Sheffield Crown Court heard how Simon Sunderland, 23, daubed his nickname - Fista or Fisto - in public places where as many people as possible would see it. He claimed it was a form of art, but damage he caused between January 1992 and August 1993 cost more than pounds 7,000 to clear up.

Sunderland, of Worsbrough Bridge, Barnsley, admitted 14 specimen charges of criminal damage in 18 months in the Sheffield area.

The city was named Britain's graffiti capital by the Tidy Britain Group in 1994, thanks in part to Sunderland's work.

Judge Robert Moore told him: "You are one of the most prevalent and frequent spoilers of buildings in this area.

"It is an exceptional case which must be dealt with severely. I must deter you and others who commit these types of offences."

The court heard that Sunderland had received probation in the past for stealing spray cans and damaging a wall. Jeremy Baker, prosecuting, said Sunderland took pictures of his handiwork, and even had a map showing where he had made his mark.

David McGonigal, defending, said: "He saw it as a form of art. He wishes to channel his skills in a lawful way and plans to undertake a one-year course in fine art and then a degree course."

After the case a police spokeswoman said: "Most people do not regard indiscriminate damage of this kind as artistic and the police often have complaints that it makes communities look neglected and somehow more intimidating.

"Public and private property has to be protected from wanton vandalism and it's rewarding for our officers to see the courts taking it so seriously," the spokesman added.

Many of the slogans were huge and multi-coloured, scarring the walls of Sheffield Town Hall, a church, a petrol station and sewage works.
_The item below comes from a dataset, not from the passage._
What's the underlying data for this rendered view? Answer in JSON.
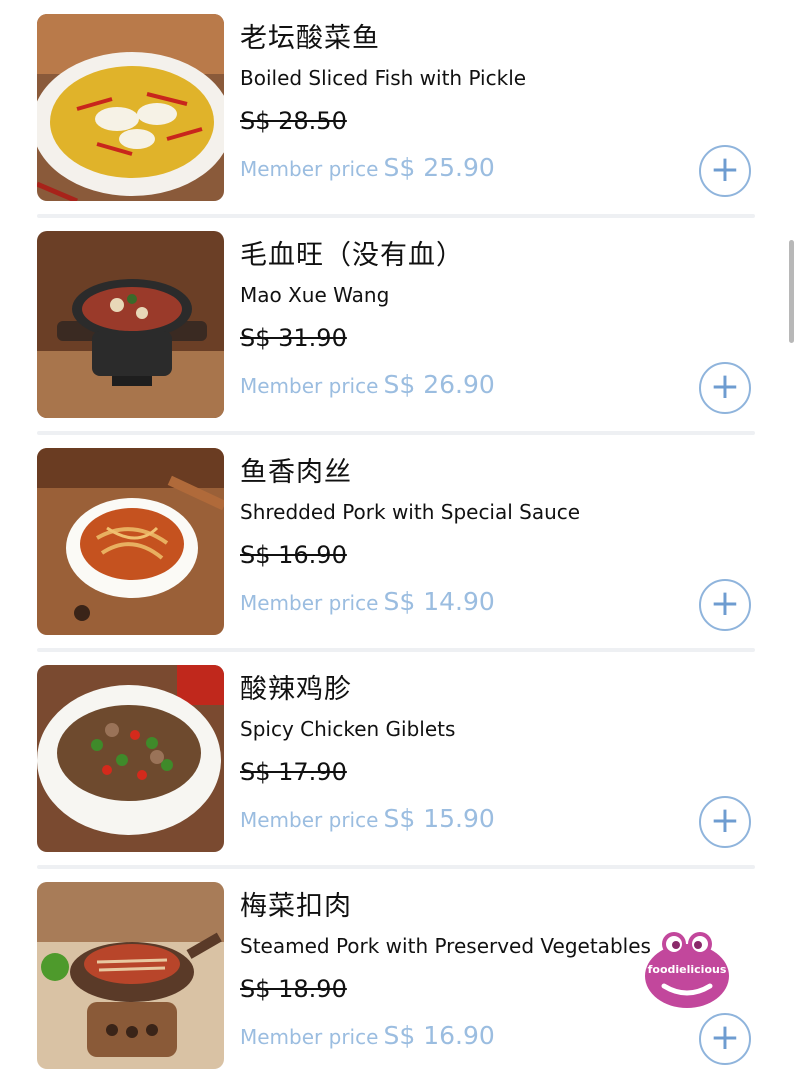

One slogan said: "In a society based on image, greed, selfishness - we are the few who have broken the chains by exposing our art by any means necessary."